WHAT YOU NEED TO DO: Repeat, word for word, each of the records shown below, without their pictures.

□ □ □ □

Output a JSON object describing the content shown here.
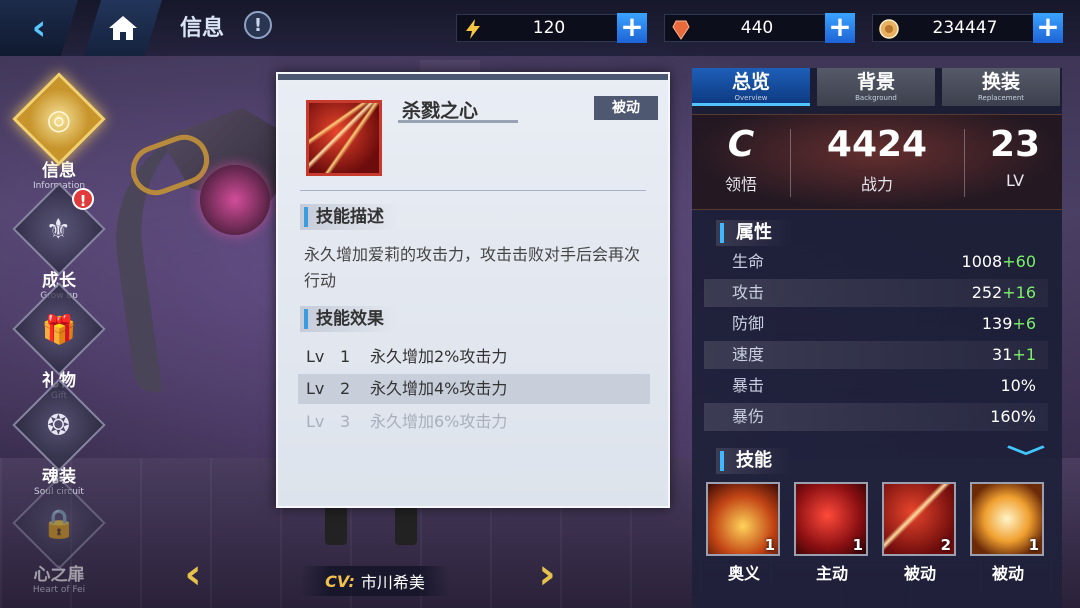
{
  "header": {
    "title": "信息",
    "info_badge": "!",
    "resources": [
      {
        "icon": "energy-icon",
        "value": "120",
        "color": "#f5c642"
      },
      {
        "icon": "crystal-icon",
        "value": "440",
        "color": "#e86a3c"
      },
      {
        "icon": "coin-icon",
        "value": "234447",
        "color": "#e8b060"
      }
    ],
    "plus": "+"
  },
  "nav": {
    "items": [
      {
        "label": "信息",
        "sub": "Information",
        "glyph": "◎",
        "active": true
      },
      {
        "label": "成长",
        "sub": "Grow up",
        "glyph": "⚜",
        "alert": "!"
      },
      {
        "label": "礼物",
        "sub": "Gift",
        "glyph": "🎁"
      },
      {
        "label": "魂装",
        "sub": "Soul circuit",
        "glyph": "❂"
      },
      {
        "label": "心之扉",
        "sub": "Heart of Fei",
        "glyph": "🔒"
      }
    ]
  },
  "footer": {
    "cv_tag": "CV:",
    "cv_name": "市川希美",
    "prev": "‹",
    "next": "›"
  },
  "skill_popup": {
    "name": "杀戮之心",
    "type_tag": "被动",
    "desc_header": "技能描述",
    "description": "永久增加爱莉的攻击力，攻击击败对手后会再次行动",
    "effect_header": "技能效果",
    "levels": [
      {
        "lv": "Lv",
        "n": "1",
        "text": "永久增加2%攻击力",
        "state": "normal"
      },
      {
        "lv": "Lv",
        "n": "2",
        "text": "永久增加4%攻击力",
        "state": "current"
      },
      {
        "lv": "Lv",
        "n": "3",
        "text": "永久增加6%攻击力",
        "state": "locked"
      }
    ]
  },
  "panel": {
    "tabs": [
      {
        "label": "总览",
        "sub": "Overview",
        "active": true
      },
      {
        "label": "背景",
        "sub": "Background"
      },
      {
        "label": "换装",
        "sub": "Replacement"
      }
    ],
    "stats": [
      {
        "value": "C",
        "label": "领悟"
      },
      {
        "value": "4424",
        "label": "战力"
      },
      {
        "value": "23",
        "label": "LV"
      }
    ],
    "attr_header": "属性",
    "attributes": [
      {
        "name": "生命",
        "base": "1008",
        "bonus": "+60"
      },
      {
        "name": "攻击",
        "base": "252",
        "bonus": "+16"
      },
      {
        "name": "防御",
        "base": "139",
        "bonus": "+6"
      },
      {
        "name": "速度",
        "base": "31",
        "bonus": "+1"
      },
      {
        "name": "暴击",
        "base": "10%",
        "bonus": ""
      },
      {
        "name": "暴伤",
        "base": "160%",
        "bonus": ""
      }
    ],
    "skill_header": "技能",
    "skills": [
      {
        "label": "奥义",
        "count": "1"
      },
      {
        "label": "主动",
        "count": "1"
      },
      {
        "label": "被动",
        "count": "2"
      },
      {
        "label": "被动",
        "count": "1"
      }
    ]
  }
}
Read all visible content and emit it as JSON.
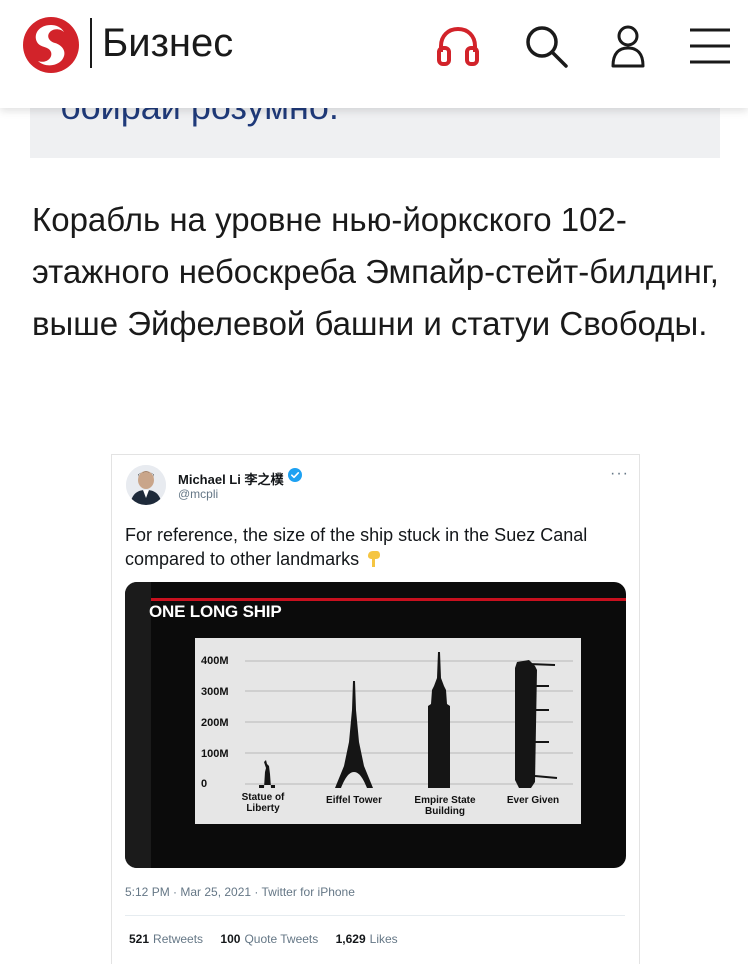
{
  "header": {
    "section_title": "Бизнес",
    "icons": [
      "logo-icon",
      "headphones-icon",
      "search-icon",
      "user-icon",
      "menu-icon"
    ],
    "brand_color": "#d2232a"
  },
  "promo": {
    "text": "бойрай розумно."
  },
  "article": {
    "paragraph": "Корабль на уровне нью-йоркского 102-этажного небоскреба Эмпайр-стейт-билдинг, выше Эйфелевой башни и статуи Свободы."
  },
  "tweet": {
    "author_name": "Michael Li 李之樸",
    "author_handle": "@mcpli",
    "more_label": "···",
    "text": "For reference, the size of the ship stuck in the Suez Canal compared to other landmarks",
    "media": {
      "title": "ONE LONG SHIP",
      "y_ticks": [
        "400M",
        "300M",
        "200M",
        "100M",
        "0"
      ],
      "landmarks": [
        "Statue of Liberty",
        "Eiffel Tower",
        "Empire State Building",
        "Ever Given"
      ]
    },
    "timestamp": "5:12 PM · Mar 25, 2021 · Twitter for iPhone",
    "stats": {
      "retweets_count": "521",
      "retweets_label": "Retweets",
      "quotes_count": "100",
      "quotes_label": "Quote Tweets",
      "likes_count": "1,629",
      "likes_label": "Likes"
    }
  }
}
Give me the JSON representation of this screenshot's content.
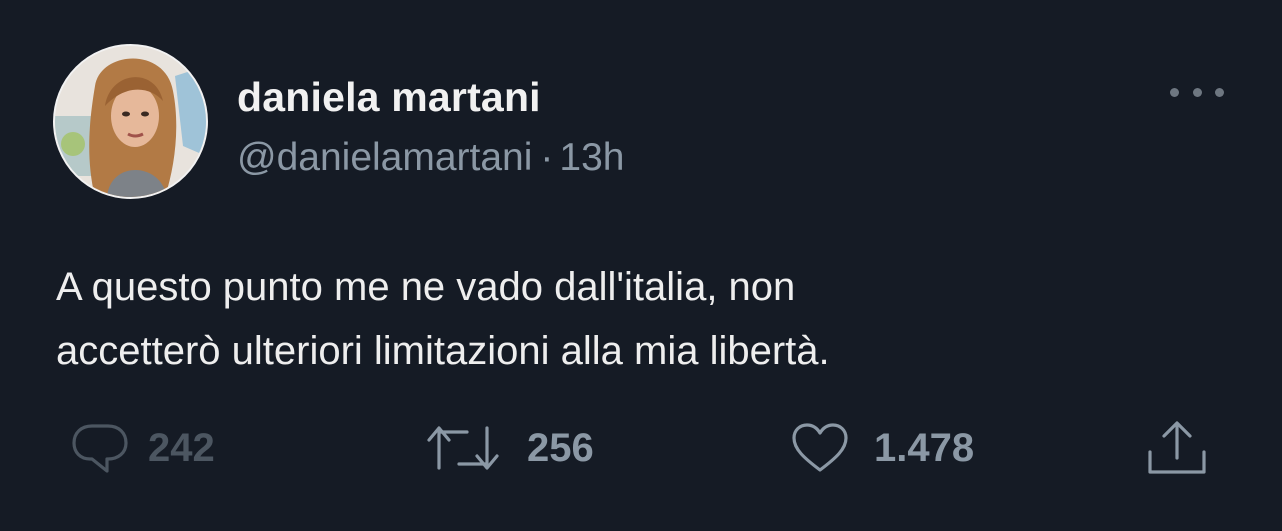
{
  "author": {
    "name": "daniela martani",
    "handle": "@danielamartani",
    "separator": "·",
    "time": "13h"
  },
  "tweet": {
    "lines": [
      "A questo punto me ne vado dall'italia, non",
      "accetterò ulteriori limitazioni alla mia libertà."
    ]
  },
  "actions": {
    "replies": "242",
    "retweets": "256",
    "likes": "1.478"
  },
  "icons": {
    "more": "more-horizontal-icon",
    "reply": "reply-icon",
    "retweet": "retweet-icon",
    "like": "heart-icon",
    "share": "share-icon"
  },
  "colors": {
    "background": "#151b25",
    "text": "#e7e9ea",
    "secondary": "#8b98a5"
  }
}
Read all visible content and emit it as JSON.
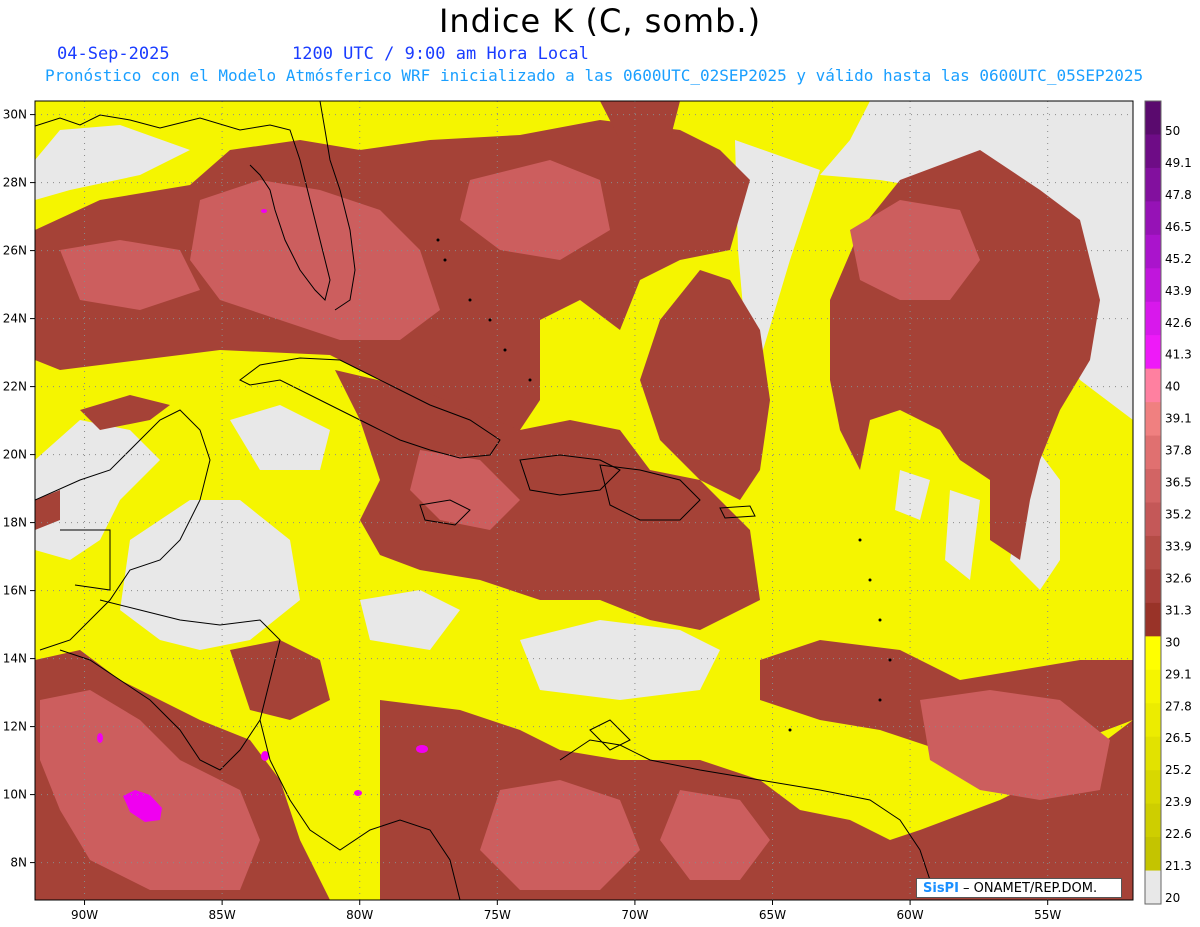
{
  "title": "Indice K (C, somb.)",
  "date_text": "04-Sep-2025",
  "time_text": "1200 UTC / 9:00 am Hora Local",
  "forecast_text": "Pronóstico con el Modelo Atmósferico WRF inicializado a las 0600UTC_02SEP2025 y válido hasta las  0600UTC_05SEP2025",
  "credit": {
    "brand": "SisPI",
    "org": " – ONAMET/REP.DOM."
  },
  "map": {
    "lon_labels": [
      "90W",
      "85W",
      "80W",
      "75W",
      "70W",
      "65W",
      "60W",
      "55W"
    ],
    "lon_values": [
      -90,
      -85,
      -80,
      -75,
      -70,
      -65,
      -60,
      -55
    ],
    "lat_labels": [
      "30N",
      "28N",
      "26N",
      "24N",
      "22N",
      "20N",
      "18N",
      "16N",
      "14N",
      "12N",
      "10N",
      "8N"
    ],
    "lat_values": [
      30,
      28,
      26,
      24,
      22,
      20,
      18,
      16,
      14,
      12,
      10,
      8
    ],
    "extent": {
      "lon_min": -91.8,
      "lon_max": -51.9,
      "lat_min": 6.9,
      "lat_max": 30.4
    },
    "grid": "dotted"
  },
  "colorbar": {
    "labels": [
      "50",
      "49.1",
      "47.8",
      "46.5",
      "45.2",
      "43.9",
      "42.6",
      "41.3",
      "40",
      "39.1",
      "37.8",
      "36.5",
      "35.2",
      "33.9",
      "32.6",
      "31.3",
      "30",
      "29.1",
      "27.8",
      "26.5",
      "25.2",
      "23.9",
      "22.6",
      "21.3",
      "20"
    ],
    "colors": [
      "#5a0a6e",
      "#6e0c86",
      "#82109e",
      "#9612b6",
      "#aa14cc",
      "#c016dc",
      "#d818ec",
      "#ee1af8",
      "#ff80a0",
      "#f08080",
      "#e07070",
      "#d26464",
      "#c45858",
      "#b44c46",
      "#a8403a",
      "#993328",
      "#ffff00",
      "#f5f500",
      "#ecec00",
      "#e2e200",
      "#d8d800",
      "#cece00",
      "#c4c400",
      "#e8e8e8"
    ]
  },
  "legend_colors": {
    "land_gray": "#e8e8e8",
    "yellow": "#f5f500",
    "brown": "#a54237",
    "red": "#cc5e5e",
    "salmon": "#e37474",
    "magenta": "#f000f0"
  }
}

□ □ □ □

THE COMPLETED TASK:
Output a JSON object describing the content shown here.
{
  "header": {
    "title": "信息",
    "info_badge": "!",
    "resources": [
      {
        "icon": "energy-icon",
        "value": "120",
        "color": "#f5c642"
      },
      {
        "icon": "crystal-icon",
        "value": "440",
        "color": "#e86a3c"
      },
      {
        "icon": "coin-icon",
        "value": "234447",
        "color": "#e8b060"
      }
    ],
    "plus": "+"
  },
  "nav": {
    "items": [
      {
        "label": "信息",
        "sub": "Information",
        "glyph": "◎",
        "active": true
      },
      {
        "label": "成长",
        "sub": "Grow up",
        "glyph": "⚜",
        "alert": "!"
      },
      {
        "label": "礼物",
        "sub": "Gift",
        "glyph": "🎁"
      },
      {
        "label": "魂装",
        "sub": "Soul circuit",
        "glyph": "❂"
      },
      {
        "label": "心之扉",
        "sub": "Heart of Fei",
        "glyph": "🔒"
      }
    ]
  },
  "footer": {
    "cv_tag": "CV:",
    "cv_name": "市川希美",
    "prev": "‹",
    "next": "›"
  },
  "skill_popup": {
    "name": "杀戮之心",
    "type_tag": "被动",
    "desc_header": "技能描述",
    "description": "永久增加爱莉的攻击力，攻击击败对手后会再次行动",
    "effect_header": "技能效果",
    "levels": [
      {
        "lv": "Lv",
        "n": "1",
        "text": "永久增加2%攻击力",
        "state": "normal"
      },
      {
        "lv": "Lv",
        "n": "2",
        "text": "永久增加4%攻击力",
        "state": "current"
      },
      {
        "lv": "Lv",
        "n": "3",
        "text": "永久增加6%攻击力",
        "state": "locked"
      }
    ]
  },
  "panel": {
    "tabs": [
      {
        "label": "总览",
        "sub": "Overview",
        "active": true
      },
      {
        "label": "背景",
        "sub": "Background"
      },
      {
        "label": "换装",
        "sub": "Replacement"
      }
    ],
    "stats": [
      {
        "value": "C",
        "label": "领悟"
      },
      {
        "value": "4424",
        "label": "战力"
      },
      {
        "value": "23",
        "label": "LV"
      }
    ],
    "attr_header": "属性",
    "attributes": [
      {
        "name": "生命",
        "base": "1008",
        "bonus": "+60"
      },
      {
        "name": "攻击",
        "base": "252",
        "bonus": "+16"
      },
      {
        "name": "防御",
        "base": "139",
        "bonus": "+6"
      },
      {
        "name": "速度",
        "base": "31",
        "bonus": "+1"
      },
      {
        "name": "暴击",
        "base": "10%",
        "bonus": ""
      },
      {
        "name": "暴伤",
        "base": "160%",
        "bonus": ""
      }
    ],
    "skill_header": "技能",
    "skills": [
      {
        "label": "奥义",
        "count": "1"
      },
      {
        "label": "主动",
        "count": "1"
      },
      {
        "label": "被动",
        "count": "2"
      },
      {
        "label": "被动",
        "count": "1"
      }
    ]
  }
}
Read all visible content and emit it as JSON.
{
  "header": {
    "section_title": "Бизнес",
    "icons": [
      "logo-icon",
      "headphones-icon",
      "search-icon",
      "user-icon",
      "menu-icon"
    ],
    "brand_color": "#d2232a"
  },
  "promo": {
    "text": "бойрай розумно."
  },
  "article": {
    "paragraph": "Корабль на уровне нью-йоркского 102-этажного небоскреба Эмпайр-стейт-билдинг, выше Эйфелевой башни и статуи Свободы."
  },
  "tweet": {
    "author_name": "Michael Li 李之樸",
    "author_handle": "@mcpli",
    "more_label": "···",
    "text": "For reference, the size of the ship stuck in the Suez Canal compared to other landmarks",
    "media": {
      "title": "ONE LONG SHIP",
      "y_ticks": [
        "400M",
        "300M",
        "200M",
        "100M",
        "0"
      ],
      "landmarks": [
        "Statue of Liberty",
        "Eiffel Tower",
        "Empire State Building",
        "Ever Given"
      ]
    },
    "timestamp": "5:12 PM · Mar 25, 2021 · Twitter for iPhone",
    "stats": {
      "retweets_count": "521",
      "retweets_label": "Retweets",
      "quotes_count": "100",
      "quotes_label": "Quote Tweets",
      "likes_count": "1,629",
      "likes_label": "Likes"
    }
  }
}
Give me the JSON representation of this screenshot's content.
{
  "author": {
    "name": "daniela martani",
    "handle": "@danielamartani",
    "separator": "·",
    "time": "13h"
  },
  "tweet": {
    "lines": [
      "A questo punto me ne vado dall'italia, non",
      "accetterò ulteriori limitazioni alla mia libertà."
    ]
  },
  "actions": {
    "replies": "242",
    "retweets": "256",
    "likes": "1.478"
  },
  "icons": {
    "more": "more-horizontal-icon",
    "reply": "reply-icon",
    "retweet": "retweet-icon",
    "like": "heart-icon",
    "share": "share-icon"
  },
  "colors": {
    "background": "#151b25",
    "text": "#e7e9ea",
    "secondary": "#8b98a5"
  }
}
Read all visible content and emit it as JSON.
{
  "title": "Indice K (C, somb.)",
  "date_text": "04-Sep-2025",
  "time_text": "1200 UTC / 9:00 am Hora Local",
  "forecast_text": "Pronóstico con el Modelo Atmósferico WRF inicializado a las 0600UTC_02SEP2025 y válido hasta las  0600UTC_05SEP2025",
  "credit": {
    "brand": "SisPI",
    "org": " – ONAMET/REP.DOM."
  },
  "map": {
    "lon_labels": [
      "90W",
      "85W",
      "80W",
      "75W",
      "70W",
      "65W",
      "60W",
      "55W"
    ],
    "lon_values": [
      -90,
      -85,
      -80,
      -75,
      -70,
      -65,
      -60,
      -55
    ],
    "lat_labels": [
      "30N",
      "28N",
      "26N",
      "24N",
      "22N",
      "20N",
      "18N",
      "16N",
      "14N",
      "12N",
      "10N",
      "8N"
    ],
    "lat_values": [
      30,
      28,
      26,
      24,
      22,
      20,
      18,
      16,
      14,
      12,
      10,
      8
    ],
    "extent": {
      "lon_min": -91.8,
      "lon_max": -51.9,
      "lat_min": 6.9,
      "lat_max": 30.4
    },
    "grid": "dotted"
  },
  "colorbar": {
    "labels": [
      "50",
      "49.1",
      "47.8",
      "46.5",
      "45.2",
      "43.9",
      "42.6",
      "41.3",
      "40",
      "39.1",
      "37.8",
      "36.5",
      "35.2",
      "33.9",
      "32.6",
      "31.3",
      "30",
      "29.1",
      "27.8",
      "26.5",
      "25.2",
      "23.9",
      "22.6",
      "21.3",
      "20"
    ],
    "colors": [
      "#5a0a6e",
      "#6e0c86",
      "#82109e",
      "#9612b6",
      "#aa14cc",
      "#c016dc",
      "#d818ec",
      "#ee1af8",
      "#ff80a0",
      "#f08080",
      "#e07070",
      "#d26464",
      "#c45858",
      "#b44c46",
      "#a8403a",
      "#993328",
      "#ffff00",
      "#f5f500",
      "#ecec00",
      "#e2e200",
      "#d8d800",
      "#cece00",
      "#c4c400",
      "#e8e8e8"
    ]
  },
  "legend_colors": {
    "land_gray": "#e8e8e8",
    "yellow": "#f5f500",
    "brown": "#a54237",
    "red": "#cc5e5e",
    "salmon": "#e37474",
    "magenta": "#f000f0"
  }
}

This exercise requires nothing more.